    If the property is sold at the foreclosure sale for a value less than what the borrower owes on the property, the borrower remains liable for the outstanding loan balance to all lenders and the borrower typically no longer has rights to the property depending upon the type of foreclosure action filed.We strongly recommend that borrowers work with their lenders to avoid this situation as it has long term credit implications that will impact their ability to conduct business for many years.

  • If I default on my loan, what will happen?

    When you received your SBA loan, you agreed to repay the entire balance. Most SBA loans have several “obligors” or “guarantors” that signed the note. Each obligor or guarantor is solely responsible for the entire outstanding balance of the loan. For example, if two business partners secured a loan for $100,000 and the loan default, both partners are responsible for the outstanding balance until the loan is paid off. The debt obligation is not divided among responsible parties. If the debt is not repaid or compromised, the loan file is referred to SBA and then to the U.S. Department of Treasury (DOT). DOT has the right to withhold future income tax refunds, social security benefits, veteran benefits as well as the right to impose future wage garnishments, and other means of collection available to them including legal action until the full balance of the loan is repaid. These actions may be imposed on all obligors and guarantors on the note. Additionally, the loan default is reported to all credit agencies which impacts credit scores and ability of obligors and guarantors on their ability to secure conventional and SBA financing into the future.

  • What can I do to avoid these serious issues?

    We suggest that you contact NSDC and your first trust deed holder as early as possible and work collectively toward alternatives to default and foreclosure. NSDC has the right to work with all debtors on their SBA 504 loan toward a warranted repayment strategy or compromise which is then presented to the SBA for their consideration and is then formally approved or denied. NSDC has successfully completed justifiable loan deferments as well as long term repayment strategies on outstanding loan balances after short sale or foreclosure which is manageable for borrowers and allow them to fulfill their loan obligation without impacting their long term credit.

    NSDC has found over and over again that the earlier a borrower, obligor or guarantor informs us of their challenges – the better the options available for resolution. Lender(s) and borrower(s) enter into debt obligation(s) in good faith and the extension of credit is based on the promise to repay by borrower(s). It is important borrower(s) acts in good faith when negotiating solutions with your lender(s) as this allows the lender(s) to review all repayment options at the borrower(s) disposal. Keep in mind lender(s) have the same objectives a borrower(s) does – to resolve this matter in a respectful and expeditious manner to the satisfaction of all parties.

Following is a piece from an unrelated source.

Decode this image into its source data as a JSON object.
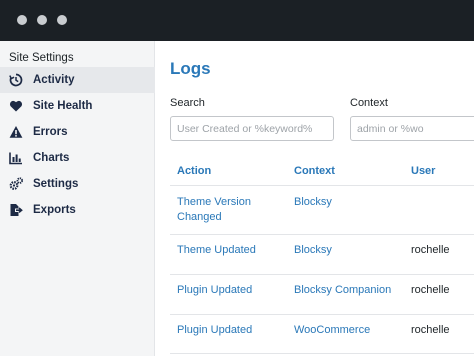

  • How can I reach NSDC?

    Please contact us during our regular business hours, 8 a.m. to 5 p.m. Monday through Friday toll free in the Reno area at 1-800-726-2494 or in the Las Vegas area at 1-877-732-7101.